    • Michael H. Weiler: Modernization of caribou hunting among the Naskapi in North Québec, Canada. Notorf 1986.


    • Rangifer. English-language specialist magazine for reindeer biology and herding. Harstad 1.1981ff (annually) ISSN  0333-256X

    Web links

    Wiktionary: Ren  - explanations of meanings, word origins, synonyms, translations
    Commons : Ren ( Rangifer tarandus )  - Collection of images, videos and audio files

    Individual evidence

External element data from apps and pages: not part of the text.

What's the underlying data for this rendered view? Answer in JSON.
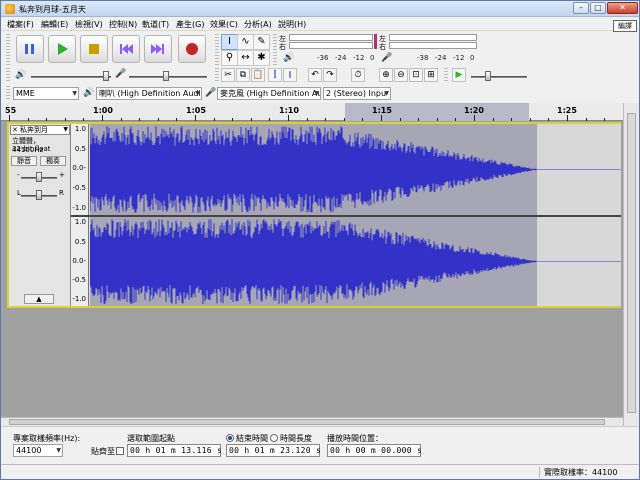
{
  "window": {
    "title": "私奔到月球-五月天",
    "minimize_glyph": "–",
    "maximize_glyph": "□",
    "close_glyph": "✕",
    "help_tip": "編譯"
  },
  "menu": [
    {
      "label": "檔案(F)"
    },
    {
      "label": "編輯(E)"
    },
    {
      "label": "檢視(V)"
    },
    {
      "label": "控制(N)"
    },
    {
      "label": "軌道(T)"
    },
    {
      "label": "產生(G)"
    },
    {
      "label": "效果(C)"
    },
    {
      "label": "分析(A)"
    },
    {
      "label": "說明(H)"
    }
  ],
  "transport": {
    "pause_icon": "pause-icon",
    "play_icon": "play-icon",
    "stop_icon": "stop-icon",
    "skip_start_icon": "skip-to-start-icon",
    "skip_end_icon": "skip-to-end-icon",
    "record_icon": "record-icon",
    "colors": {
      "blue": "#3a5fd8",
      "green": "#2fae2f",
      "olive": "#c8a000",
      "purple": "#8b5cf6",
      "red": "#c0282c"
    }
  },
  "tools": [
    {
      "glyph": "I",
      "name": "selection-tool-icon"
    },
    {
      "glyph": "∿",
      "name": "envelope-tool-icon"
    },
    {
      "glyph": "✎",
      "name": "draw-tool-icon"
    },
    {
      "glyph": "⚲",
      "name": "zoom-tool-icon"
    },
    {
      "glyph": "↔",
      "name": "time-shift-tool-icon"
    },
    {
      "glyph": "✱",
      "name": "multi-tool-icon"
    }
  ],
  "meters": {
    "play_left": "左",
    "play_right": "右",
    "rec_left": "左",
    "rec_right": "右",
    "ticks": [
      "-36",
      "-24",
      "-12",
      "0",
      "-36",
      "-24",
      "-12",
      "0"
    ],
    "play_tick_labels": [
      "-36",
      "-24",
      "-12",
      "0"
    ],
    "rec_tick_labels": [
      "-38",
      "-24",
      "-12",
      "0"
    ]
  },
  "edit_toolbar": {
    "buttons": [
      "cut-icon",
      "copy-icon",
      "paste-icon",
      "trim-icon",
      "silence-icon",
      "undo-icon",
      "redo-icon",
      "sync-lock-icon",
      "zoom-in-icon",
      "zoom-out-icon",
      "fit-selection-icon",
      "fit-project-icon",
      "play-at-speed-icon"
    ]
  },
  "device": {
    "host": "MME",
    "output": "喇叭 (High Definition Audic",
    "input": "麥克風 (High Definition Au",
    "channels": "2 (Stereo) Inpu"
  },
  "timeline": {
    "labels": [
      "55",
      "1:00",
      "1:05",
      "1:10",
      "1:15",
      "1:20",
      "1:25"
    ]
  },
  "track": {
    "name": "私奔到月",
    "info1": "立體聲，44100Hz",
    "info2": "32-bit float",
    "mute": "靜音",
    "solo": "獨奏",
    "gain_minus": "-",
    "gain_plus": "+",
    "pan_left": "L",
    "pan_right": "R",
    "collapse_glyph": "▲",
    "close_glyph": "✕",
    "menu_glyph": "▼",
    "ruler_labels": [
      "1.0",
      "0.5",
      "0.0-",
      "-0.5",
      "-1.0"
    ],
    "waveform_color": "#3232c8",
    "selection_color": "#a6a6b4"
  },
  "selection_bar": {
    "rate_label": "專案取樣頻率(Hz):",
    "rate_value": "44100",
    "snap_label": "貼齊至",
    "start_label": "選取範圍起點",
    "end_radio": "結束時間",
    "length_radio": "時間長度",
    "position_label": "播放時間位置：",
    "start_value": "00 h 01 m 13.116 s",
    "end_value": "00 h 01 m 23.120 s",
    "position_value": "00 h 00 m 00.000 s"
  },
  "status": {
    "text": "實際取樣率：44100"
  }
}
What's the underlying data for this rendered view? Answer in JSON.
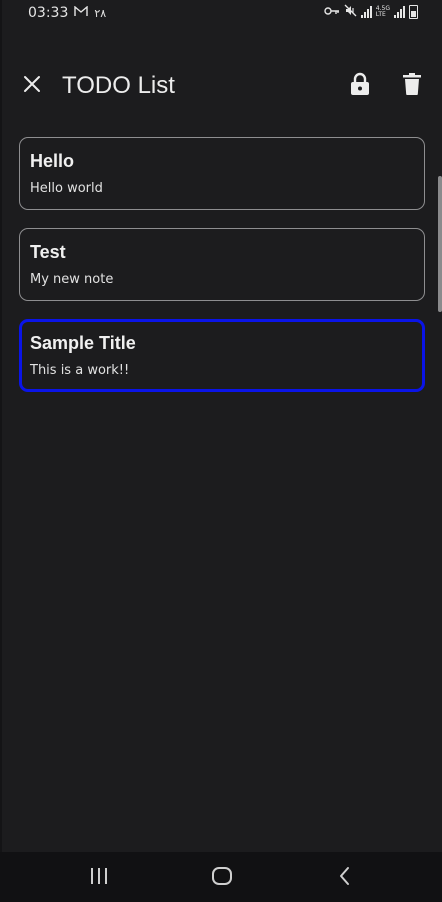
{
  "status_bar": {
    "time": "03:33",
    "date": "٢٨",
    "icons": [
      "gmail-icon",
      "vpn-key-icon",
      "mute-icon",
      "signal-icon",
      "4g-icon",
      "signal-icon",
      "battery-icon"
    ],
    "network_label_top": "4.5G",
    "network_label_bottom": "LTE"
  },
  "app_bar": {
    "title": "TODO List",
    "close_icon": "close-icon",
    "lock_icon": "lock-icon",
    "delete_icon": "trash-icon"
  },
  "notes": [
    {
      "title": "Hello",
      "body": "Hello world",
      "selected": false
    },
    {
      "title": "Test",
      "body": "My new note",
      "selected": false
    },
    {
      "title": "Sample Title",
      "body": "This is a work!!",
      "selected": true
    }
  ],
  "colors": {
    "background": "#1c1c1e",
    "card_border": "#8e8e90",
    "selected_border": "#0a14e8",
    "text": "#ececec"
  },
  "nav_bar": {
    "icons": [
      "recent-apps-icon",
      "home-icon",
      "back-icon"
    ]
  }
}
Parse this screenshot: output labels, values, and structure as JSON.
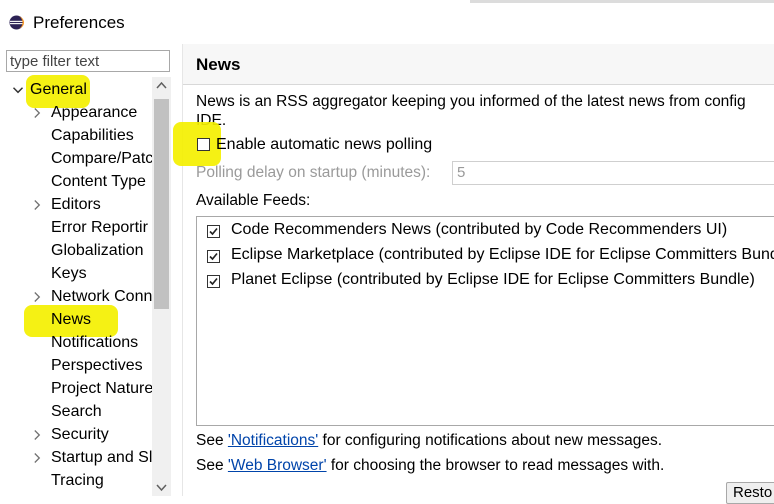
{
  "window": {
    "title": "Preferences",
    "icon": "eclipse-icon"
  },
  "sidebar": {
    "filter_placeholder": "type filter text",
    "tree": [
      {
        "label": "General",
        "expanded": true,
        "level": 0
      },
      {
        "label": "Appearance",
        "expandable": true,
        "level": 1
      },
      {
        "label": "Capabilities",
        "level": 1
      },
      {
        "label": "Compare/Patc",
        "level": 1
      },
      {
        "label": "Content Type",
        "level": 1
      },
      {
        "label": "Editors",
        "expandable": true,
        "level": 1
      },
      {
        "label": "Error Reportir",
        "level": 1
      },
      {
        "label": "Globalization",
        "level": 1
      },
      {
        "label": "Keys",
        "level": 1
      },
      {
        "label": "Network Conn",
        "expandable": true,
        "level": 1
      },
      {
        "label": "News",
        "selected": true,
        "level": 1
      },
      {
        "label": "Notifications",
        "level": 1
      },
      {
        "label": "Perspectives",
        "level": 1
      },
      {
        "label": "Project Nature",
        "level": 1
      },
      {
        "label": "Search",
        "level": 1
      },
      {
        "label": "Security",
        "expandable": true,
        "level": 1
      },
      {
        "label": "Startup and Sl",
        "expandable": true,
        "level": 1
      },
      {
        "label": "Tracing",
        "level": 1
      }
    ]
  },
  "page": {
    "title": "News",
    "description": "News is an RSS aggregator keeping you informed of the latest news from configured feeds in the Eclipse IDE.",
    "description_line1": "News is an RSS aggregator keeping you informed of the latest news from config",
    "description_line2": "IDE.",
    "enable_polling": {
      "label": "Enable automatic news polling",
      "checked": false
    },
    "polling_delay": {
      "label": "Polling delay on startup (minutes):",
      "value": "5",
      "disabled": true
    },
    "feeds_label": "Available Feeds:",
    "feeds": [
      {
        "label": "Code Recommenders News (contributed by Code Recommenders UI)",
        "checked": true
      },
      {
        "label": "Eclipse Marketplace (contributed by Eclipse IDE for Eclipse Committers Bundle)",
        "checked": true
      },
      {
        "label": "Planet Eclipse (contributed by Eclipse IDE for Eclipse Committers Bundle)",
        "checked": true
      }
    ],
    "footer": [
      {
        "prefix": "See ",
        "link": "'Notifications'",
        "suffix": " for configuring notifications about new messages."
      },
      {
        "prefix": "See ",
        "link": "'Web Browser'",
        "suffix": " for choosing the browser to read messages with."
      }
    ],
    "restore_button": "Resto"
  },
  "colors": {
    "highlight": "#f4f000",
    "link": "#0044aa",
    "disabled_text": "#9a9a9a"
  }
}
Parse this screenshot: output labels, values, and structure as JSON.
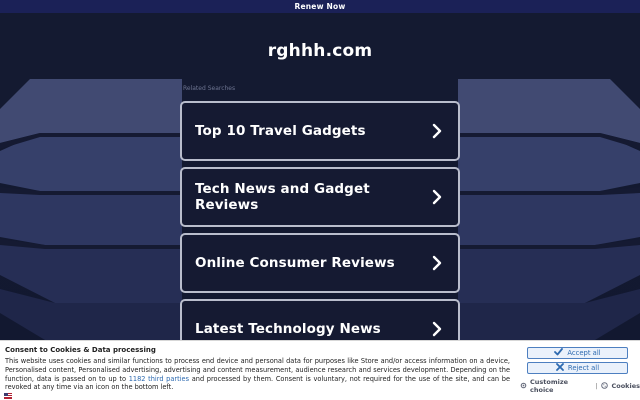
{
  "topbar": {
    "label": "Renew Now"
  },
  "site": {
    "domain": "rghhh.com",
    "related_label": "Related Searches"
  },
  "links": [
    {
      "label": "Top 10 Travel Gadgets"
    },
    {
      "label": "Tech News and Gadget Reviews"
    },
    {
      "label": "Online Consumer Reviews"
    },
    {
      "label": "Latest Technology News"
    }
  ],
  "consent": {
    "title": "Consent to Cookies & Data processing",
    "text_before": "This website uses cookies and similar functions to process end device and personal data for purposes like Store and/or access information on a device, Personalised content, Personalised advertising, advertising and content measurement, audience research and services development. Depending on the function, data is passed on to up to ",
    "third_parties_link": "1182 third parties",
    "text_after": " and processed by them. Consent is voluntary, not required for the use of the site, and can be revoked at any time via an icon on the bottom left.",
    "accept_label": "Accept all",
    "reject_label": "Reject all",
    "customize_label": "Customize choice",
    "separator": "|",
    "cookies_label": "Cookies"
  },
  "colors": {
    "topbar_bg": "#1b2157",
    "page_bg": "#141a31",
    "card_border": "#b9bdcc",
    "accent_blue": "#2d6ab0"
  },
  "icons": {
    "card_arrow": "chevron-right-icon",
    "accept": "check-icon",
    "reject": "close-icon",
    "customize": "gear-icon",
    "cookies": "cookie-icon",
    "flag": "flag-icon"
  }
}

    1. Hans-Peter Uerpmann: Problems of the Neolithization of the Mediterranean. Original: University of Michigan, new edition, Reichert [in Komm.], 1979, ISBN 9783882260137 . P. 18.
    2. Heiner Kubny: Reindeer on South Georgia are finally history . In: PolarNEWS . ( [accessed on March 19, 2017]).
    3. Article on the George River Herd in English
    4. Innu report on decline in reindeer .
    5. ^ Karl Otto Sauerbeck: The medicine in Karl May's novels. In: Würzburg medical history reports. 24, 2005, pp. 348–362, here: p. 357 ( Medicine of the Lappen )
    6. Bryan Gordon: Rangifer and man: An ancient relationship. Rangifer Special Issue 14 (The Ninth North American Caribou Workshop), 2001, pp. 15-28.
    7. Press release on 'People of the Reindeer' including photo gallery .
    8. Diemut Klärner: Climate Change in Mongolia: Overheated Reindeer. In: January 2, 2020, accessed January 11, 2020 .
    9. Climate change in the Arctic is starving reindeer . In:, December 17, 2019, accessed on January 12, 2020.
    10. Martin Hall Larsen: Fant mer enn 200 døde pure: - Skyldes klimaendringer . In:, July 27, 2019, accessed on January 12, 2020.
    11. Peter Gravlund, Morten Meldgaard, Svante Pääbo and Peter Arctander: Polyphyletic Origin of the Small-Bodied, High-Arctic Subspecies of Tundra Reindeer ( Rangifer tarandus ). Molecular Phylogenetics and Evolution 10 (2), 1998, pp. 151-159. on-line
    12. SA Byun, BF Koop, and TE Reimchen: Evolution of the Dawson caribou ( Rangifer tarandus dawsoni ) . Canadian Journal of Zoology 80 (5), 2002, pp. 956–960 doi: 10.1139 / z02-062 ( PDF )
    13. ^ Leonid Baskin, Kjell Danell: Ecology of Ungulates: A Handbook of Species in Eastern Europe and Northern and Central Asia. Springer, Berlin; Edition: 1 (February 2008). ISBN 3-540-43804-1
    14. Jump up ↑ SJ Kutz, BT Elkin, D. Panayi, and JP Dubey: Prevalence of Toxoplasma gondii Antibodies in Barren-Ground Caribou (Rangifer tarandus groenlandicus) From the Canadian Arctic . Journal of Parasitology 87 (2), 2001, pp. 439-442. on-line
    This article was added to the list of excellent articles on September 30, 2006 in this version .